# What is needed
Search the entries below for the word "background" and copy every line where it appears.
***** Working data
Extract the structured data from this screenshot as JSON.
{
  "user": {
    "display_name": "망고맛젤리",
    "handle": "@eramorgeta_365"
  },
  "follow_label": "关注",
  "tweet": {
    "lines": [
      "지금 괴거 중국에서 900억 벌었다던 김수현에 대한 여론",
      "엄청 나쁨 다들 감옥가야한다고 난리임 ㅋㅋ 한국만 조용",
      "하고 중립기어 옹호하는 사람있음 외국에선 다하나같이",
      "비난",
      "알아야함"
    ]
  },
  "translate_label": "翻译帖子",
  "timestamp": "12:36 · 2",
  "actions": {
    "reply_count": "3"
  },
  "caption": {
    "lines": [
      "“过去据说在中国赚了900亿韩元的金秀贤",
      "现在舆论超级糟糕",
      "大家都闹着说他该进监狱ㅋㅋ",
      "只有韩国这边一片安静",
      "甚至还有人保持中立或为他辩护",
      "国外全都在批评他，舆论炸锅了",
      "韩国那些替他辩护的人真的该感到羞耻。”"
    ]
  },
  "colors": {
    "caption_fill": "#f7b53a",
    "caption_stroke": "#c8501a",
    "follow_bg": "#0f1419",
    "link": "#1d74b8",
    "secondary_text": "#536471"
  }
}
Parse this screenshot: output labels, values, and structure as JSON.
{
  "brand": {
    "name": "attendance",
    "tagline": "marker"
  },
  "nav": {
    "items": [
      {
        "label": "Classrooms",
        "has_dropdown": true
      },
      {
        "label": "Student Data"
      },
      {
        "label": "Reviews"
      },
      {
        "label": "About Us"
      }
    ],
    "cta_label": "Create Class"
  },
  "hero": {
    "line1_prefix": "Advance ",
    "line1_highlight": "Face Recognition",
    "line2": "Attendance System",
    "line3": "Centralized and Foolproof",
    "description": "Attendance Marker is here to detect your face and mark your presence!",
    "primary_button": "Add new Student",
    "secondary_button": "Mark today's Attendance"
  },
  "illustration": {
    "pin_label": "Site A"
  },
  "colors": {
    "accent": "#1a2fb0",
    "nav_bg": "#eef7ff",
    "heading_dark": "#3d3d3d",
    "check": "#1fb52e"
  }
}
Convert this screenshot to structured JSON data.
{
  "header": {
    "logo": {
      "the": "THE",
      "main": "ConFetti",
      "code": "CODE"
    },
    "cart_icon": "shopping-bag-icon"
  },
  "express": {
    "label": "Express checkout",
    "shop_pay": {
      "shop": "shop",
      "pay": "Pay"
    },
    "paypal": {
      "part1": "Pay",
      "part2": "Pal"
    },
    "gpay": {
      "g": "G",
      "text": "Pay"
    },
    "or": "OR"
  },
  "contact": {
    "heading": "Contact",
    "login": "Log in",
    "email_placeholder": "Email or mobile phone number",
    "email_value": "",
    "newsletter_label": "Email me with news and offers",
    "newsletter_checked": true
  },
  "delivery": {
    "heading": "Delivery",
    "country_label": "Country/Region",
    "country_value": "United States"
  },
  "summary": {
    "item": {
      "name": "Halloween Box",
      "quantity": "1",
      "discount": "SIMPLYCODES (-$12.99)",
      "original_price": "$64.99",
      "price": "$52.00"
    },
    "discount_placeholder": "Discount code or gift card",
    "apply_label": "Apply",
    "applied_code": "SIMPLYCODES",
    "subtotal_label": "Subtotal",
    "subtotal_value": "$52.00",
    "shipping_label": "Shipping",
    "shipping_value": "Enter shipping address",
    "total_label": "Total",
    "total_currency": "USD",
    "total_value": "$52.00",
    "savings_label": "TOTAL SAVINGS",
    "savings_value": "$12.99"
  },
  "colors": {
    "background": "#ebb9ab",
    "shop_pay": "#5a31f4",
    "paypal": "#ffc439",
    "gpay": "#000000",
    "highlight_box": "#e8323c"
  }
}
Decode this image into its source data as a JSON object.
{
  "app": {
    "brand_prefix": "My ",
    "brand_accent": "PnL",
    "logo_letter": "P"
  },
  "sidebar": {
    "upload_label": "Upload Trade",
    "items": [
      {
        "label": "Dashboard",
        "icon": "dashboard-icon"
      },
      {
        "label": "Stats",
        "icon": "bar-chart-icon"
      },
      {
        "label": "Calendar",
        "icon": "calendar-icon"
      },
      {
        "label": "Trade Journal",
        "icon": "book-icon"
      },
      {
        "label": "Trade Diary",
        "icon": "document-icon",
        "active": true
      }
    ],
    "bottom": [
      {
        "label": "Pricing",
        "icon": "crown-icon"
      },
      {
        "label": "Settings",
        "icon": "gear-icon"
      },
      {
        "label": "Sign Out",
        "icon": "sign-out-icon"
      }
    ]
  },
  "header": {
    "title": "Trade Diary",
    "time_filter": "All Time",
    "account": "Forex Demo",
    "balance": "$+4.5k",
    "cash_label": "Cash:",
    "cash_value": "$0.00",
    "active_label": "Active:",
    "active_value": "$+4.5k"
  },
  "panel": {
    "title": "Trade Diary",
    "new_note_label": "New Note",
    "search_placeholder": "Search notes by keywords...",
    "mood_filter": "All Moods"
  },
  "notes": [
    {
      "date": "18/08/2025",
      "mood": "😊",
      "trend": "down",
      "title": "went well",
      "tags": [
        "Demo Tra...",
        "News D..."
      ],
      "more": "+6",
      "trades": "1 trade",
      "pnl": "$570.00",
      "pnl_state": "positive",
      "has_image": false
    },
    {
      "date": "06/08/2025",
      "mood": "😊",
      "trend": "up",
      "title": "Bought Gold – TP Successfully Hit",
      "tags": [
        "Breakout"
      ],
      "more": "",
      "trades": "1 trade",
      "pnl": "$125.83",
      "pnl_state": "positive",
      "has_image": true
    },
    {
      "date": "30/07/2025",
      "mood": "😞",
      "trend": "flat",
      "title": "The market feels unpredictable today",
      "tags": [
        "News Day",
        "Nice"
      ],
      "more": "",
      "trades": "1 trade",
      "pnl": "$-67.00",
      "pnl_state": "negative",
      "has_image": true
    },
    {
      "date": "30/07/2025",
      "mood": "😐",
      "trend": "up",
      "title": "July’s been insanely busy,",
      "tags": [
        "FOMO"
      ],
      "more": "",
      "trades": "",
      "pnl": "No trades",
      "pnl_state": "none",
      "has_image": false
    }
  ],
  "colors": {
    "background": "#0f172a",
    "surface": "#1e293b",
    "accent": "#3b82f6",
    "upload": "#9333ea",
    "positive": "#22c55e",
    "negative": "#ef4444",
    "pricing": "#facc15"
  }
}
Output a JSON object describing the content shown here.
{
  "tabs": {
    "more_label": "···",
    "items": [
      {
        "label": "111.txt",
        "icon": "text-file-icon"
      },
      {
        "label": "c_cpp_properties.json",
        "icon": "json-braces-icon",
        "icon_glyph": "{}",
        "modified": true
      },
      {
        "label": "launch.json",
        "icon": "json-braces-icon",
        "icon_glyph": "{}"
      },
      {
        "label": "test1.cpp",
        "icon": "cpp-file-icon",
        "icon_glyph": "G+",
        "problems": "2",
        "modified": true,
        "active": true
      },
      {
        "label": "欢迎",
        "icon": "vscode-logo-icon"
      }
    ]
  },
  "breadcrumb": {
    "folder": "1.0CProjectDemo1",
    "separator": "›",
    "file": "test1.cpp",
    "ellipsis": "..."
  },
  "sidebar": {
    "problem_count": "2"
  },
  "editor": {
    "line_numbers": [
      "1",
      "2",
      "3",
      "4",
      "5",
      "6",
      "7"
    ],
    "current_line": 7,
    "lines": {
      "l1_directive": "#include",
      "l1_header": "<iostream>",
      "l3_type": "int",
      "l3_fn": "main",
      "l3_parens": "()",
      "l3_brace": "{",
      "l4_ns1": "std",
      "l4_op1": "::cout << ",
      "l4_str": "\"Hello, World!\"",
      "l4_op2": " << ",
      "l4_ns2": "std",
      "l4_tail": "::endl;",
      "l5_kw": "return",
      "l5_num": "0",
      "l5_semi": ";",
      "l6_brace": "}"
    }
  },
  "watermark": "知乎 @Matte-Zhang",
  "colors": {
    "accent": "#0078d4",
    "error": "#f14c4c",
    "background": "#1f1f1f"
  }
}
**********
# Answer section
    "background": "#ebb9ab",
    "background": "#0f172a",
    "background": "#1f1f1f"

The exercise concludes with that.